The scientific method and the features of scientific knowledge described above are in no way restricted to the domain of scientists alone. These characterise a scientific approach to solving problems whether they are scientific, economic, social or even personal. These attributes of science reflect an attitude of mind which is basically rational and can be adopted by anyone who has understood them. Thus, scientific approach can, and indeed should, form the basis of not only solving different kinds of problems in laboratory situations but also in everyday life.
Even if it seems repetitive, let us once again outline the scientific approach to problem solving. If we are faced with a problem, what should be our mental attitude towards it? First of all. we should approach it with an open mind, without any preconceived notions, whims or prejudices. Then, no external pressures of authority should be allowed to affect our observations or analysis. What methods should we adopt for solving the problem? While analysing it, we should try to look at it from all posible angles, Consider all the factors involved, ask all possible questions and gather all data and facts about it. Doubt and scepticism are the hallmarks of scientific approach. We should not accept blindly, on faith, any statement without examining it critically. We should base our analysis on rational and objective thinking and then come to conclusions.
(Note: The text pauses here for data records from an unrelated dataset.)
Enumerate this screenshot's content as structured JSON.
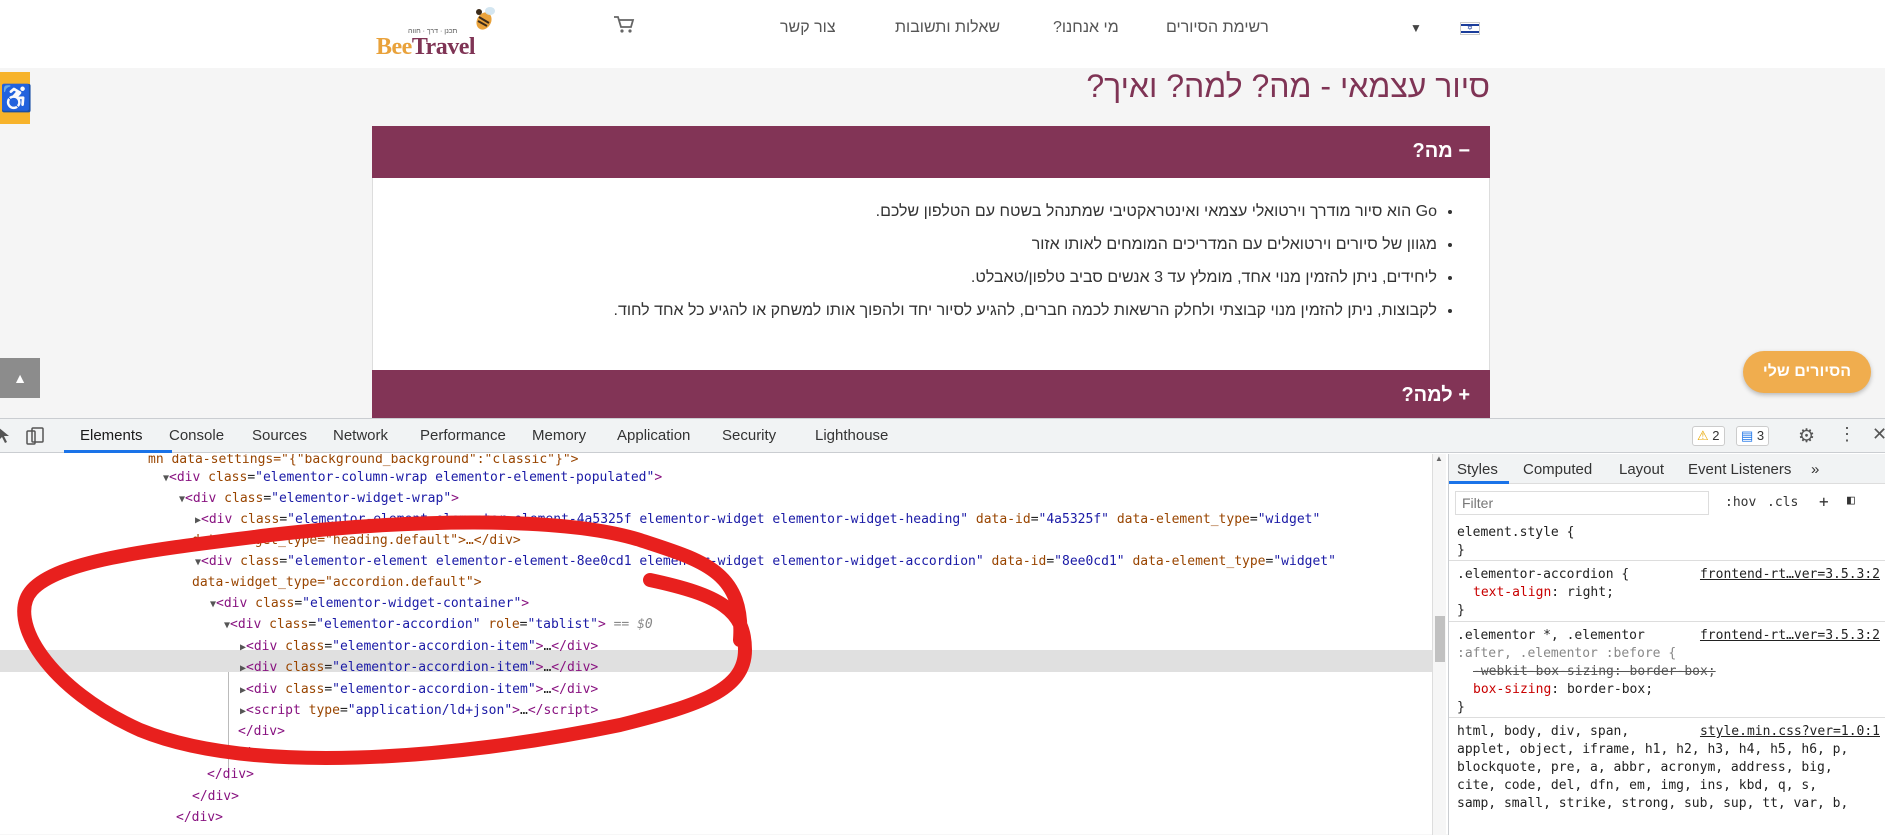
{
  "site": {
    "logo": {
      "brand_part1": "Bee",
      "brand_part2": "Travel",
      "tagline": "תכנן · דרך · חווה"
    },
    "nav": {
      "tours_list": "רשימת הסיורים",
      "about": "מי אנחנו?",
      "faq": "שאלות ותשובות",
      "contact": "צור קשר"
    },
    "page_title": "סיור עצמאי - מה? למה? ואיך?",
    "accordion": [
      {
        "title": "מה?",
        "icon": "−",
        "expanded": true,
        "items": [
          "Go הוא סיור מודרך וירטואלי עצמאי ואינטראקטיבי שמתנהל בשטח עם הטלפון שלכם.",
          "מגוון של סיורים וירטואלים עם המדריכים המומחים לאותו אזור",
          "ליחידים, ניתן להזמין מנוי אחד, מומלץ עד 3 אנשים סביב טלפון/טאבלט.",
          "לקבוצות, ניתן להזמין מנוי קבוצתי ולחלק הרשאות לכמה חברים, להגיע לסיור יחד ולהפוך אותו למשחק או להגיע כל אחד לחוד."
        ]
      },
      {
        "title": "למה?",
        "icon": "+",
        "expanded": false
      }
    ],
    "my_tours_button": "הסיורים שלי",
    "colors": {
      "accent": "#823456",
      "button": "#f0ad4e",
      "accessibility": "#f7b32b"
    }
  },
  "devtools": {
    "tabs": [
      "Elements",
      "Console",
      "Sources",
      "Network",
      "Performance",
      "Memory",
      "Application",
      "Security",
      "Lighthouse"
    ],
    "active_tab": "Elements",
    "warnings_count": "2",
    "messages_count": "3",
    "dom": {
      "l0": "mn  data-settings=\"{\"background_background\":\"classic\"}\">",
      "l1_tag": "div",
      "l1_class": "elementor-column-wrap elementor-element-populated",
      "l2_class": "elementor-widget-wrap",
      "l3_class": "elementor-element elementor-element-4a5325f elementor-widget elementor-widget-heading",
      "l3_id": "4a5325f",
      "l3_type": "widget",
      "l4_text": "data-widget_type=\"heading.default\">…</div>",
      "l5_class": "elementor-element elementor-element-8ee0cd1 elementor-widget elementor-widget-accordion",
      "l5_id": "8ee0cd1",
      "l5_type": "widget",
      "l6_text": "data-widget_type=\"accordion.default\">",
      "l7_class": "elementor-widget-container",
      "l8_class": "elementor-accordion",
      "l8_role": "tablist",
      "l8_marker": "== $0",
      "item_class": "elementor-accordion-item",
      "script_type": "application/ld+json",
      "close_div": "</div>"
    },
    "styles": {
      "tabs": [
        "Styles",
        "Computed",
        "Layout",
        "Event Listeners",
        "»"
      ],
      "filter_placeholder": "Filter",
      "hov": ":hov",
      "cls": ".cls",
      "rules": [
        {
          "selector": "element.style {",
          "close": "}"
        },
        {
          "selector": ".elementor-accordion {",
          "source": "frontend-rt…ver=3.5.3:2",
          "prop": "text-align",
          "value": "right;",
          "close": "}"
        },
        {
          "selector_line1": ".elementor *, .elementor",
          "selector_line2": ":after, .elementor :before {",
          "source": "frontend-rt…ver=3.5.3:2",
          "prop1": "-webkit-box-sizing",
          "value1": "border-box;",
          "prop2": "box-sizing",
          "value2": "border-box;",
          "close": "}"
        },
        {
          "selector_line1": "html, body, div, span,",
          "source": "style.min.css?ver=1.0:1",
          "line2": "applet, object, iframe, h1, h2, h3, h4, h5, h6, p,",
          "line3": "blockquote, pre, a, abbr, acronym, address, big,",
          "line4": "cite, code, del, dfn, em, img, ins, kbd, q, s,",
          "line5": "samp, small, strike, strong, sub, sup, tt, var, b,"
        }
      ]
    }
  }
}
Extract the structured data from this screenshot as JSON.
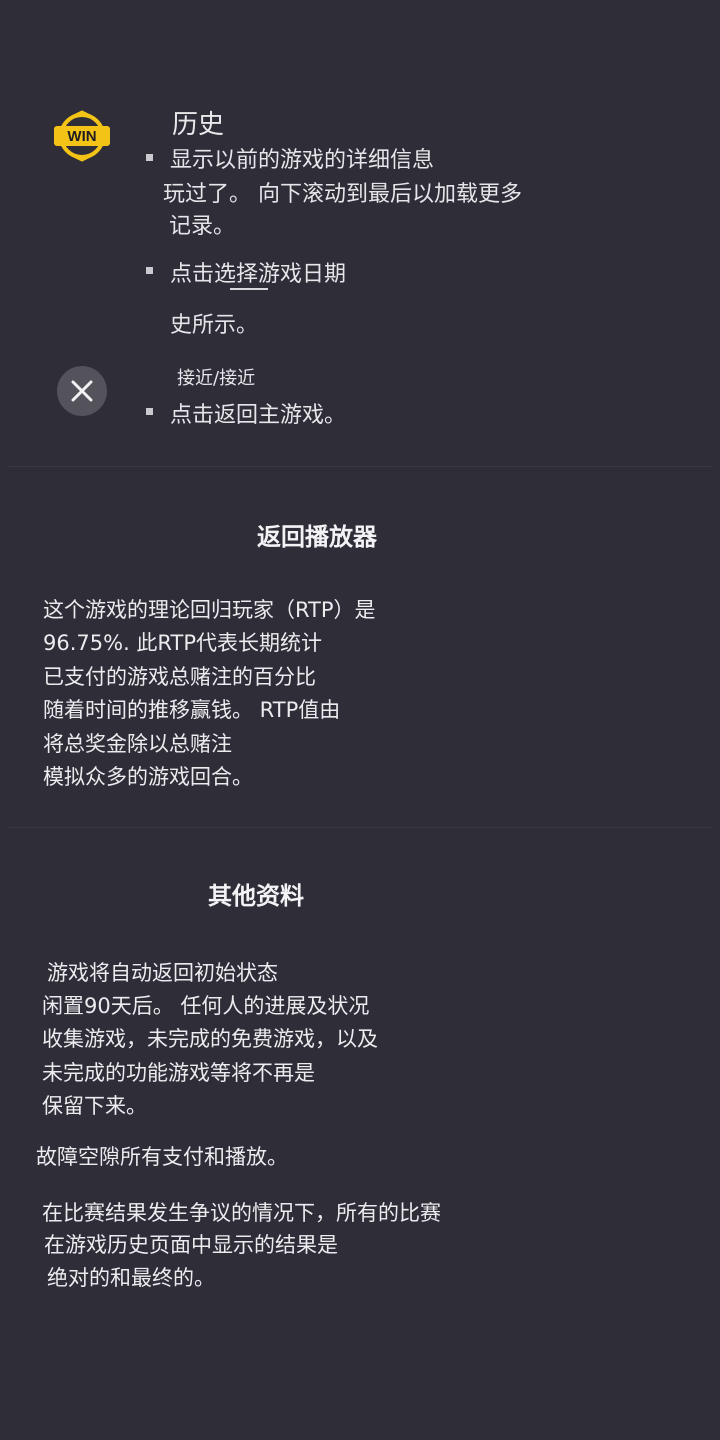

In no case should we rush into hasty decisions. We should also avoid making generalisations on the basis of insufficient evidence. Further, we should not consider our conclusions as the last word on the said problem. If any new facts or evidences come to light which alter our results, we should always be prepared to revise our conclusions. We shouid be flexible in our attitude and avoid being dogmatic in our views regarding any matter. Hard work, discipline and basic integrity arc certain other attributes which we will have to adopt if we are to make the scientific approach a process of thinking and a method of acting, in other words, a way of life. We will now consider certain examples from our everyday life which can help in clarifying the ~deas presented above. There are many social problems associated with developmental projects wherein it becomes imperative to adopt a scientific approach. Let us take the problem of choosing a location for an industry to manufacture chemicals. Apart from the technical aspects, social factors would also have to be taken into account while taking this decision. For example, how densely populated that area is, how the displaced people will be resettled. what the industry's effect on the surrounding environment will be. how and where would its waste products be disposed of, the wind direction in case there are any toxic leaks, where would the workers be housed, what industrial safety measures would be needed and so on. Unles5 we take all such factors into account, weigh the pros and cons sc~entifically and then take decisions, we will never be able to avert disasters like the Bhopal gas tragedy of December. 1984. For instance, a few years ago a study w'as carried out to test the general belief that 'student unrest is caused by first generation learners whose parents are not educated'. Extensive data about such students was collected and the analysis showed that this belief was wrong. Even in our everyday life, we use this approach to optimise our efforts. For example, if you have to meet three persons in different parts of the town, you can plan your visit to optimally use your time and money. Housewives often optimise their monthly purchases by checking the prices and quality of goods at various stores; if a cheap store is far away, they have to decide to buy a larger quantity so as to justify more travelling expenses.